There is increasing emphasis on the need to practise evidence-based medicine and the strongest evidence comes from well designed and well-conducted randomized controlled trials. Every component is important for the success of a clinical trial; if the design or sample size is inappropriate, then the results of the study will be unreliable, however well the study is conducted. Conversely a well-designed study may founder because of poor outcome measurement or unacceptably high subject loss. The advantages of a well-designed trial apply equally to studies with short term outcomes and to those requiring long-term follow up. This paper therefore focuses on general methodological issues with a discussion, where appropriate, of the special considerations associated with long-term follow-up. This emphasis is motivated by the belief that a trial with methodological weaknesses is both a waste of resources and unethical.

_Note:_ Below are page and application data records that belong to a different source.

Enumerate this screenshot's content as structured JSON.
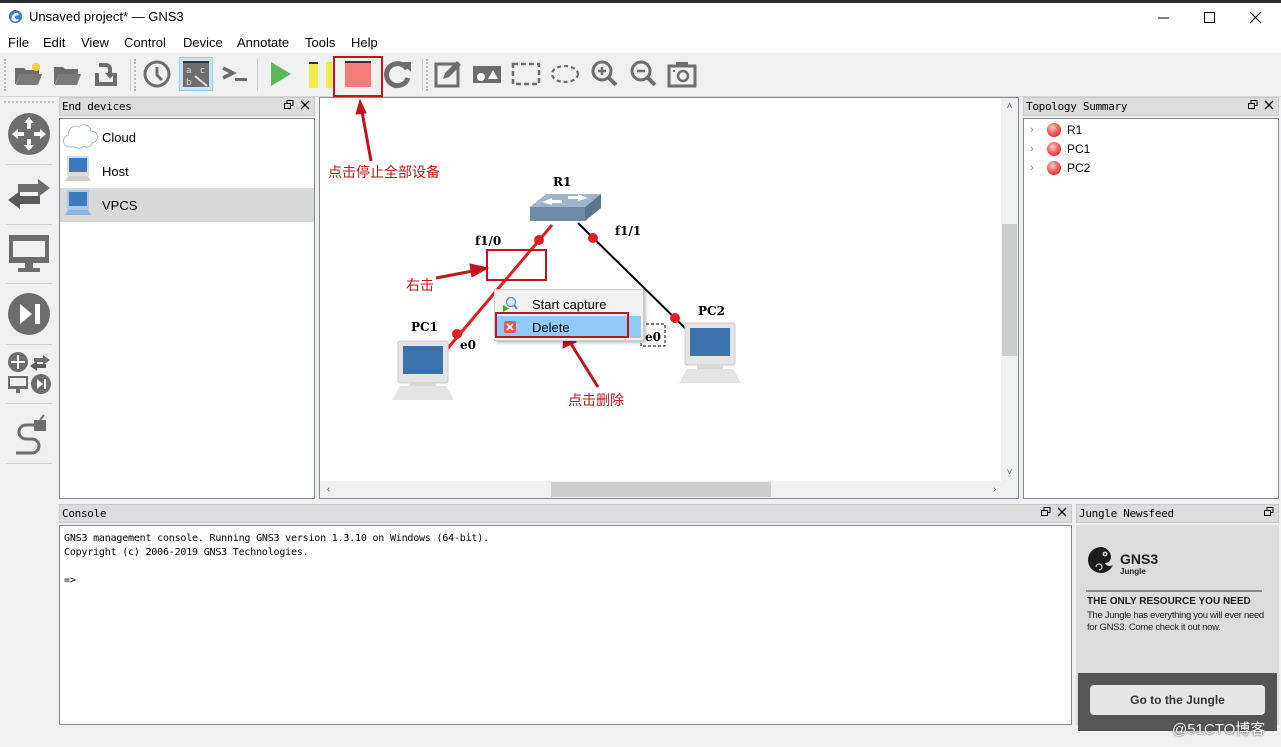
{
  "window": {
    "title": "Unsaved project* — GNS3",
    "controls": {
      "minimize": "minimize",
      "maximize": "maximize",
      "close": "close"
    }
  },
  "menubar": {
    "items": [
      "File",
      "Edit",
      "View",
      "Control",
      "Device",
      "Annotate",
      "Tools",
      "Help"
    ]
  },
  "toolbar": {
    "buttons": [
      {
        "name": "new-project",
        "icon": "folder-new-icon"
      },
      {
        "name": "open-project",
        "icon": "folder-open-icon"
      },
      {
        "name": "save-project",
        "icon": "save-icon"
      },
      {
        "name": "snapshot",
        "icon": "clock-icon"
      },
      {
        "name": "show-interface-labels",
        "icon": "interface-labels-icon",
        "checked": true
      },
      {
        "name": "console-all",
        "icon": "terminal-icon"
      },
      {
        "name": "start-all",
        "icon": "play-icon"
      },
      {
        "name": "suspend-all",
        "icon": "pause-icon"
      },
      {
        "name": "stop-all",
        "icon": "stop-icon"
      },
      {
        "name": "reload-all",
        "icon": "reload-icon"
      },
      {
        "name": "add-note",
        "icon": "note-edit-icon"
      },
      {
        "name": "insert-image",
        "icon": "image-icon"
      },
      {
        "name": "draw-rectangle",
        "icon": "rectangle-icon"
      },
      {
        "name": "draw-ellipse",
        "icon": "ellipse-icon"
      },
      {
        "name": "zoom-in",
        "icon": "zoom-in-icon"
      },
      {
        "name": "zoom-out",
        "icon": "zoom-out-icon"
      },
      {
        "name": "screenshot",
        "icon": "camera-icon"
      }
    ]
  },
  "device_bar": {
    "buttons": [
      {
        "name": "routers",
        "icon": "router-icon"
      },
      {
        "name": "switches",
        "icon": "switch-icon"
      },
      {
        "name": "end-devices",
        "icon": "monitor-icon"
      },
      {
        "name": "security-devices",
        "icon": "security-icon"
      },
      {
        "name": "all-devices",
        "icon": "all-devices-icon"
      },
      {
        "name": "add-link",
        "icon": "cable-icon"
      }
    ]
  },
  "end_devices": {
    "title": "End devices",
    "items": [
      {
        "label": "Cloud",
        "icon": "cloud-icon",
        "selected": false
      },
      {
        "label": "Host",
        "icon": "computer-icon",
        "selected": false
      },
      {
        "label": "VPCS",
        "icon": "computer-icon",
        "selected": true
      }
    ]
  },
  "topology": {
    "nodes": [
      {
        "id": "R1",
        "label": "R1",
        "type": "switch"
      },
      {
        "id": "PC1",
        "label": "PC1",
        "type": "computer"
      },
      {
        "id": "PC2",
        "label": "PC2",
        "type": "computer"
      }
    ],
    "links": [
      {
        "from": "R1",
        "from_port": "f1/0",
        "to": "PC1",
        "to_port": "e0",
        "selected": true,
        "color": "#e02020"
      },
      {
        "from": "R1",
        "from_port": "f1/1",
        "to": "PC2",
        "to_port": "e0",
        "selected": false,
        "color": "#000000"
      }
    ],
    "port_labels": {
      "r1_f10": "f1/0",
      "r1_f11": "f1/1",
      "pc1_e0": "e0",
      "pc2_e0": "e0"
    },
    "status_color": "#e02020"
  },
  "context_menu": {
    "items": [
      {
        "label": "Start capture",
        "icon": "capture-icon",
        "highlighted": false
      },
      {
        "label": "Delete",
        "icon": "delete-icon",
        "highlighted": true
      }
    ]
  },
  "annotations": {
    "stop_all": "点击停止全部设备",
    "right_click": "右击",
    "click_delete": "点击删除",
    "color": "#c0161b"
  },
  "topology_summary": {
    "title": "Topology Summary",
    "items": [
      {
        "label": "R1",
        "status": "stopped"
      },
      {
        "label": "PC1",
        "status": "stopped"
      },
      {
        "label": "PC2",
        "status": "stopped"
      }
    ]
  },
  "console": {
    "title": "Console",
    "lines": [
      "GNS3 management console. Running GNS3 version 1.3.10 on Windows (64-bit).",
      "Copyright (c) 2006-2019 GNS3 Technologies.",
      "",
      "=>"
    ]
  },
  "jungle": {
    "title": "Jungle Newsfeed",
    "logo_main": "GNS3",
    "logo_sub": "Jungle",
    "headline": "THE ONLY RESOURCE YOU NEED",
    "body": "The Jungle has everything you will ever need for GNS3. Come check it out now.",
    "button": "Go to the Jungle"
  },
  "watermark": "@51CTO博客"
}
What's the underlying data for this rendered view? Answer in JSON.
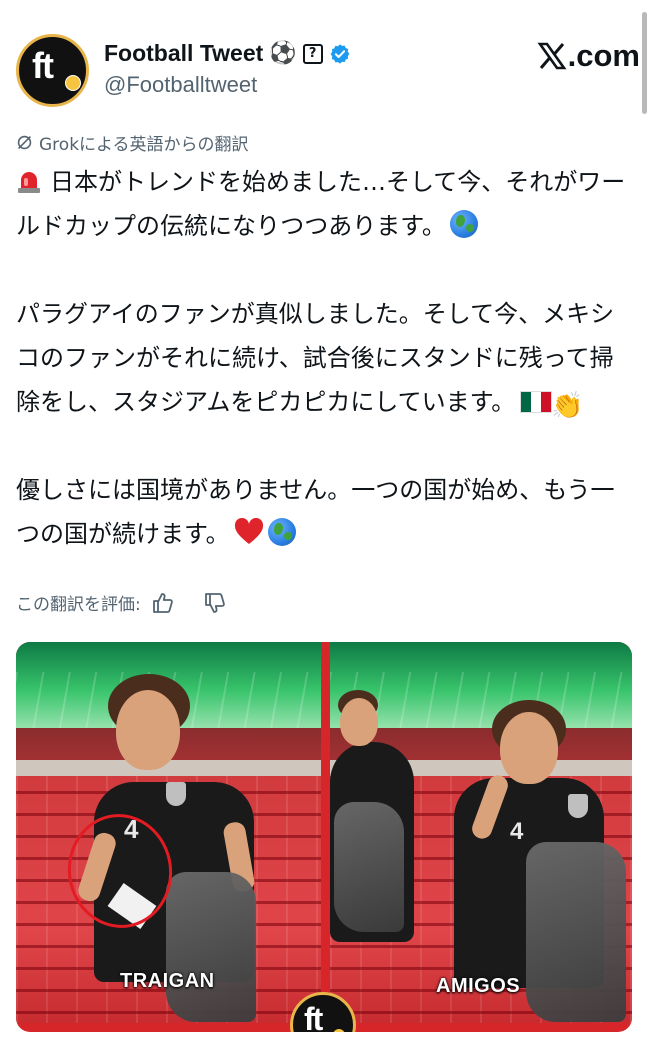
{
  "header": {
    "display_name": "Football Tweet",
    "handle": "@Footballtweet",
    "soccer_emoji": "⚽",
    "unknown_glyph": "?",
    "brand_x": "𝕏",
    "brand_suffix": ".com",
    "avatar_text": "ft"
  },
  "translation": {
    "note": "Grokによる英語からの翻訳"
  },
  "tweet": {
    "line1": "日本がトレンドを始めました…そして今、それがワールドカップの伝統になりつつあります。",
    "paragraph2": "パラグアイのファンが真似しました。そして今、メキシコのファンがそれに続け、試合後にスタンドに残って掃除をし、スタジアムをピカピカにしています。",
    "paragraph3": "優しさには国境がありません。一つの国が始め、もう一つの国が続けます。",
    "clap_emoji": "👏"
  },
  "rating": {
    "label": "この翻訳を評価:"
  },
  "media": {
    "caption_left": "TRAIGAN",
    "caption_right": "AMIGOS",
    "shirt_number_left": "4",
    "shirt_number_right": "4",
    "logo_text": "ft"
  },
  "colors": {
    "text": "#0f1419",
    "secondary": "#536471",
    "verified": "#1d9bf0",
    "siren": "#e0242b",
    "media_divider": "#d7262a",
    "flag_green": "#006847",
    "flag_red": "#ce1126"
  },
  "icons": {
    "grok": "grok-icon",
    "verified": "verified-badge-icon",
    "thumbs_up": "thumbs-up-icon",
    "thumbs_down": "thumbs-down-icon",
    "siren": "rotating-light-emoji",
    "globe": "globe-emoji",
    "flag": "mexico-flag-emoji",
    "heart": "red-heart-emoji"
  }
}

Anyone planning to undertake a randomized controlled trial should consult a more comprehensive text [1-4]. Here, some selected issues are highlighted with the choice of topics reflecting the experience and interests of the authors.
Copyright 2000 Harcourt Publishers Ltd.